[Web page and app entries]
BEGIN
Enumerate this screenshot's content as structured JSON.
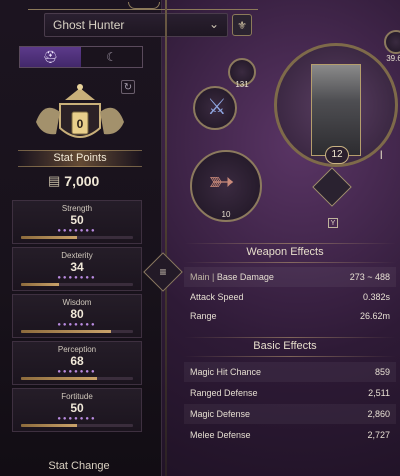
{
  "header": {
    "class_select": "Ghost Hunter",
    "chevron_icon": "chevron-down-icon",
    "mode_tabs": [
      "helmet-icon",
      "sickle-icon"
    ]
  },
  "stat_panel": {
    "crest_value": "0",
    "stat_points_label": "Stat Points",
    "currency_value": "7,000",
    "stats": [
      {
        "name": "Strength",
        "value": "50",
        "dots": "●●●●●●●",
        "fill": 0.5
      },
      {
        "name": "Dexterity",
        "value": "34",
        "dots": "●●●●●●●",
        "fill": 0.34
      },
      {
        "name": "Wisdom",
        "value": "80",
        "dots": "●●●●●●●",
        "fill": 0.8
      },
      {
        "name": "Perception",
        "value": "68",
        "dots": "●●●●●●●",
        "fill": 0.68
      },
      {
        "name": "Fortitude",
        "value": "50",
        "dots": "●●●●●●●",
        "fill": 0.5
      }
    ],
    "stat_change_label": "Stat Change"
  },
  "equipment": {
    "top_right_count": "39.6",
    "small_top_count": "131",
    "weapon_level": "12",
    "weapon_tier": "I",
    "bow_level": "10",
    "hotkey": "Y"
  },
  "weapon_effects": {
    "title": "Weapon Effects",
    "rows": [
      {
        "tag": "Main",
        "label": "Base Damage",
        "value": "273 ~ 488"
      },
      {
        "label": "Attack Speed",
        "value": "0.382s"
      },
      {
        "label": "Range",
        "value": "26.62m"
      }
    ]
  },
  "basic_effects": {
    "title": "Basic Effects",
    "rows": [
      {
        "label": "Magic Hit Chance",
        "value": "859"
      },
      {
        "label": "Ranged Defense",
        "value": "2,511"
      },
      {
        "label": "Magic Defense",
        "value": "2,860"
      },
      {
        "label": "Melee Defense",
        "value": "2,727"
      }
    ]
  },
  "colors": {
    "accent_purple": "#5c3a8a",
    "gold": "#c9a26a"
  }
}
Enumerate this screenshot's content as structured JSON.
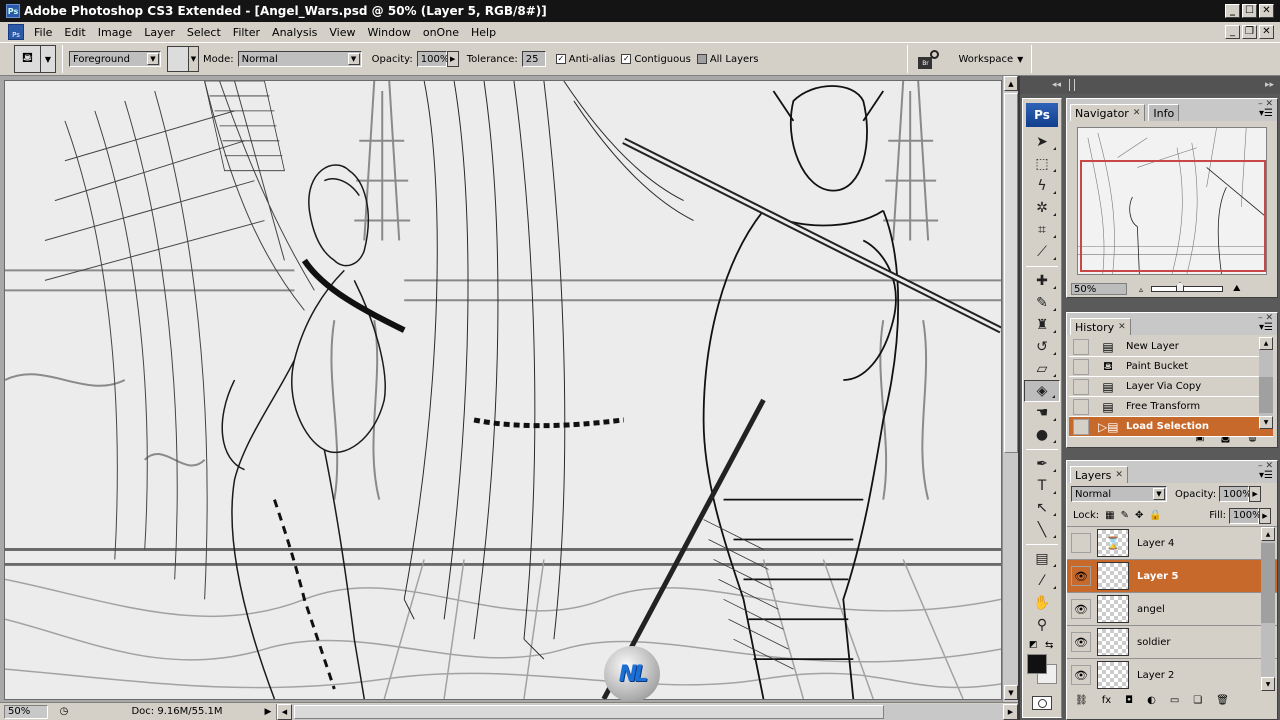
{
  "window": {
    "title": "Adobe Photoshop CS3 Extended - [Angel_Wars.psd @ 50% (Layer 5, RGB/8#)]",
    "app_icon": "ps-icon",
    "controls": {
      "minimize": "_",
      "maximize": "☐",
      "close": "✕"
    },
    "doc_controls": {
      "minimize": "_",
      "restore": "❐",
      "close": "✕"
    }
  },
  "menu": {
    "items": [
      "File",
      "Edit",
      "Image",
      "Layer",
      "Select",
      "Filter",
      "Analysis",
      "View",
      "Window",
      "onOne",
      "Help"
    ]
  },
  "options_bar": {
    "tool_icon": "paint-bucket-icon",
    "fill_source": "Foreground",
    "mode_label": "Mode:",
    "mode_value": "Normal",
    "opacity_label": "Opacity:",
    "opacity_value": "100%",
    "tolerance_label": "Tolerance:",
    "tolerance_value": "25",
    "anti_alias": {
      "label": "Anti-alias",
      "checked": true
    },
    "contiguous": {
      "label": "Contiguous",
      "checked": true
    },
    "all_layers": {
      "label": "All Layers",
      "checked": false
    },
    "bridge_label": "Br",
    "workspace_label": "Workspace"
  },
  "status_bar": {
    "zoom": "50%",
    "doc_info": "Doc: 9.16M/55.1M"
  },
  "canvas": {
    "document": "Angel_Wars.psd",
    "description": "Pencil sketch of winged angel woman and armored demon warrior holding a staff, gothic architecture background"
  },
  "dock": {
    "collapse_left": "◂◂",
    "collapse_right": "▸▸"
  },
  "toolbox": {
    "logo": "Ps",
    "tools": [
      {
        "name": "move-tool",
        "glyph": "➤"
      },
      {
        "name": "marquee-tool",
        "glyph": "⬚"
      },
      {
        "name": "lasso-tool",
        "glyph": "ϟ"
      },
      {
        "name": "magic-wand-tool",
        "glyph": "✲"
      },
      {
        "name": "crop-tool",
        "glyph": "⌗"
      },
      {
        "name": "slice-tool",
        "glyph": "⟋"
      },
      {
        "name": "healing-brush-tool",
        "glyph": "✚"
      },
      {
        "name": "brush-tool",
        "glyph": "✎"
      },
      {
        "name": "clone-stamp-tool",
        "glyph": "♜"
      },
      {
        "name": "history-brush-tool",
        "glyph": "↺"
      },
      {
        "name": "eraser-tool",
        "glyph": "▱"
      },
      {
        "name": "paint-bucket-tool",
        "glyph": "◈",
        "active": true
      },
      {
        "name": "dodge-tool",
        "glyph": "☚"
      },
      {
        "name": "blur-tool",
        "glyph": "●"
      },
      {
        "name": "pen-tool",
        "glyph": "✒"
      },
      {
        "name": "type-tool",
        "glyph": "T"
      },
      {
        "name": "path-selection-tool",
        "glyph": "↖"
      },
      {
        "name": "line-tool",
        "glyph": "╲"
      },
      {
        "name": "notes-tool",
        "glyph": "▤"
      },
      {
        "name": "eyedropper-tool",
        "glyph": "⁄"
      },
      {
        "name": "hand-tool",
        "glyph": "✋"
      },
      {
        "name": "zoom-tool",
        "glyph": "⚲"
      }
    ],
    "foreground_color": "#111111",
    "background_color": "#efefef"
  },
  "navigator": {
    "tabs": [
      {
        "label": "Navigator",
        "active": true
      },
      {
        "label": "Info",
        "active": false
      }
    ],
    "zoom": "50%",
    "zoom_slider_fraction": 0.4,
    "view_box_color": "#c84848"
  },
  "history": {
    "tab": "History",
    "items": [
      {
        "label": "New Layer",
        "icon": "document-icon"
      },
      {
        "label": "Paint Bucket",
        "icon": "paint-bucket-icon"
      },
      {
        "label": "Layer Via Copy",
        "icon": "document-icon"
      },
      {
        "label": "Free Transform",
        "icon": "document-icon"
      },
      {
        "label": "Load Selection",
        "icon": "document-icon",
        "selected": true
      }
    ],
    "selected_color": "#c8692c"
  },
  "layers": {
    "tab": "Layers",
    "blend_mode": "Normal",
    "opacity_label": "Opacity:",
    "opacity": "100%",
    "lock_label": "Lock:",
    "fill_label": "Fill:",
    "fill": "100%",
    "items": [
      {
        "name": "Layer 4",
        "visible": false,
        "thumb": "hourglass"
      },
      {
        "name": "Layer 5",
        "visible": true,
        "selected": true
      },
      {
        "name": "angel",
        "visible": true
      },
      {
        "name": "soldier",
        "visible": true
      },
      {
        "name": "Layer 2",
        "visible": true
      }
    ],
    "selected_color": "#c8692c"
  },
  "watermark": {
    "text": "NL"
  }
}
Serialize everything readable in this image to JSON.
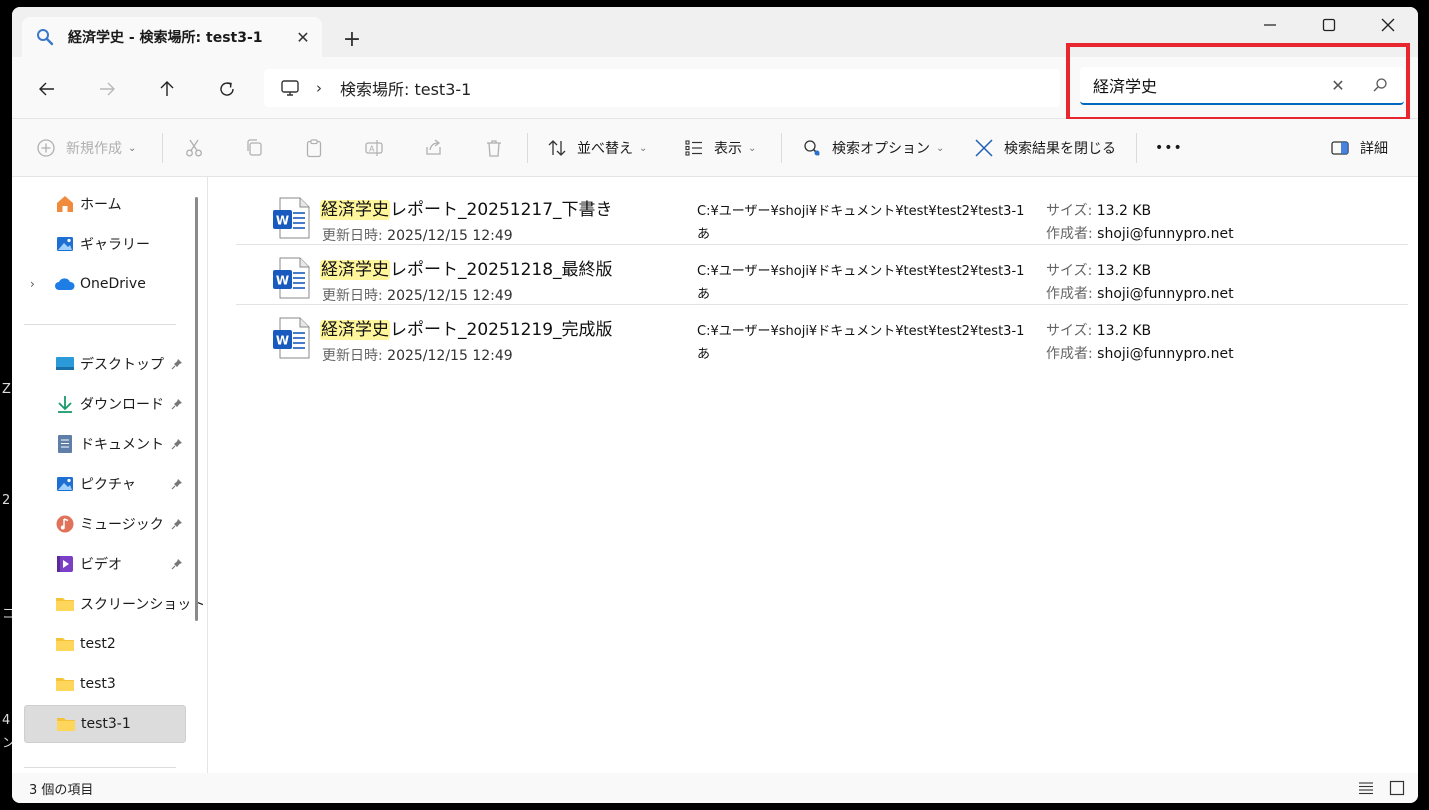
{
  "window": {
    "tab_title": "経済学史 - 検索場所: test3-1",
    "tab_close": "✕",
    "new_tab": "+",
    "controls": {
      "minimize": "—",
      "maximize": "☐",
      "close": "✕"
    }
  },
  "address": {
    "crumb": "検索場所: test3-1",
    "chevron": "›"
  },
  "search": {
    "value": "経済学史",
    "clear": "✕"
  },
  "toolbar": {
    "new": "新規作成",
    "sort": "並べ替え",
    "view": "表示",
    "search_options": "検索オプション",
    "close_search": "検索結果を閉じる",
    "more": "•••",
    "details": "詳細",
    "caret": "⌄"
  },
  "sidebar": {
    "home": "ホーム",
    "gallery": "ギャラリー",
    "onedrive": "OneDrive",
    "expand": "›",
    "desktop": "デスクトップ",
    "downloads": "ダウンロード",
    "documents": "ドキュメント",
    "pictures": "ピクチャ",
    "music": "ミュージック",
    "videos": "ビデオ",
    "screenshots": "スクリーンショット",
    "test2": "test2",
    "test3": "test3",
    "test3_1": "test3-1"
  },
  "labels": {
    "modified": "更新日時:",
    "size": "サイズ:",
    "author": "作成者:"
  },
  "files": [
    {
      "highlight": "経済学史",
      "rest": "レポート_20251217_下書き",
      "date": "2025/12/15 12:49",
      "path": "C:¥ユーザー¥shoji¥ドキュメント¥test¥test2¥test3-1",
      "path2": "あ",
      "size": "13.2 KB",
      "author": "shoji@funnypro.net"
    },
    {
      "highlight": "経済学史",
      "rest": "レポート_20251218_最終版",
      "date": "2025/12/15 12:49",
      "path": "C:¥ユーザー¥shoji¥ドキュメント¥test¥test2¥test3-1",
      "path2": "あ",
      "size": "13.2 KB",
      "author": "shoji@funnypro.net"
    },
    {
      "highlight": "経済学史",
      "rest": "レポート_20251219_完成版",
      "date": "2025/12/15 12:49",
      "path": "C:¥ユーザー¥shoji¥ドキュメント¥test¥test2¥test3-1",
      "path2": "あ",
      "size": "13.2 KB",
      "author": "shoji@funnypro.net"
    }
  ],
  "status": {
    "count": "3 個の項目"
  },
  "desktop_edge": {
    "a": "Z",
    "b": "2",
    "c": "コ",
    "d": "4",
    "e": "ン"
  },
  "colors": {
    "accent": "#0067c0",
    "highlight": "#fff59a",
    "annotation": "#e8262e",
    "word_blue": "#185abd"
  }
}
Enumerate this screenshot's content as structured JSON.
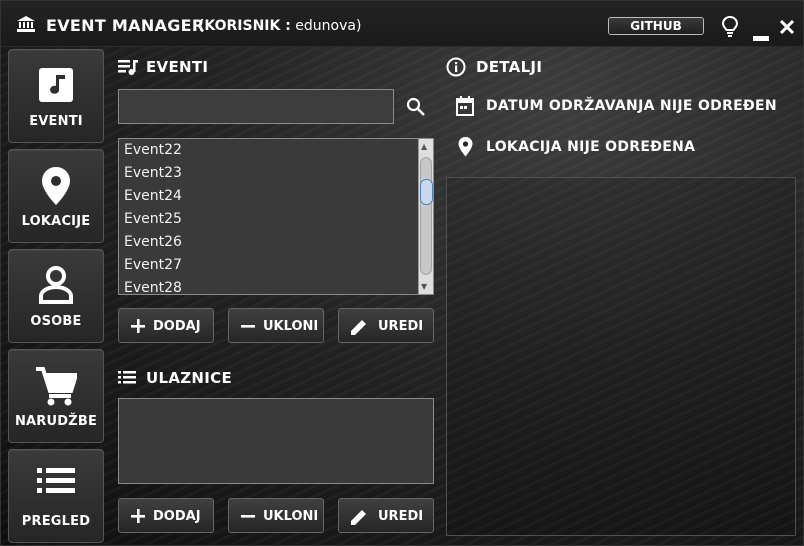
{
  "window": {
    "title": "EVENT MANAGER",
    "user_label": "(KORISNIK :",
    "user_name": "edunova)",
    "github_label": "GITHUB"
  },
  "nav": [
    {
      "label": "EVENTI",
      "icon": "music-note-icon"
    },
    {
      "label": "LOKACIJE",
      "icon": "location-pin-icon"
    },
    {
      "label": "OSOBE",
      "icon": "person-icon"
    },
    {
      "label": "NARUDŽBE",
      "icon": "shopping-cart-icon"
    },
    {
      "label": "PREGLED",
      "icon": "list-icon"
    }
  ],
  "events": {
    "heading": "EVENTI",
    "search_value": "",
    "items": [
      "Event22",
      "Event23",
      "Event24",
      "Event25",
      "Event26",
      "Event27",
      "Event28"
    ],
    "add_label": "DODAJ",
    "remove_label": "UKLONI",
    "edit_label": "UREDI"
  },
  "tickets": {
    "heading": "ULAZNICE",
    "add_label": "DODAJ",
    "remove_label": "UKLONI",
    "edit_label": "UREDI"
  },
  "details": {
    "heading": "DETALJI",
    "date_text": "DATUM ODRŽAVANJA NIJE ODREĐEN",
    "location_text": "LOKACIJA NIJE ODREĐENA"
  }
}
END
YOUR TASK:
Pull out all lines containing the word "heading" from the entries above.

SOLUTION FOR THIS EXERCISE:
    "heading": "EVENTI",
    "heading": "ULAZNICE",
    "heading": "DETALJI",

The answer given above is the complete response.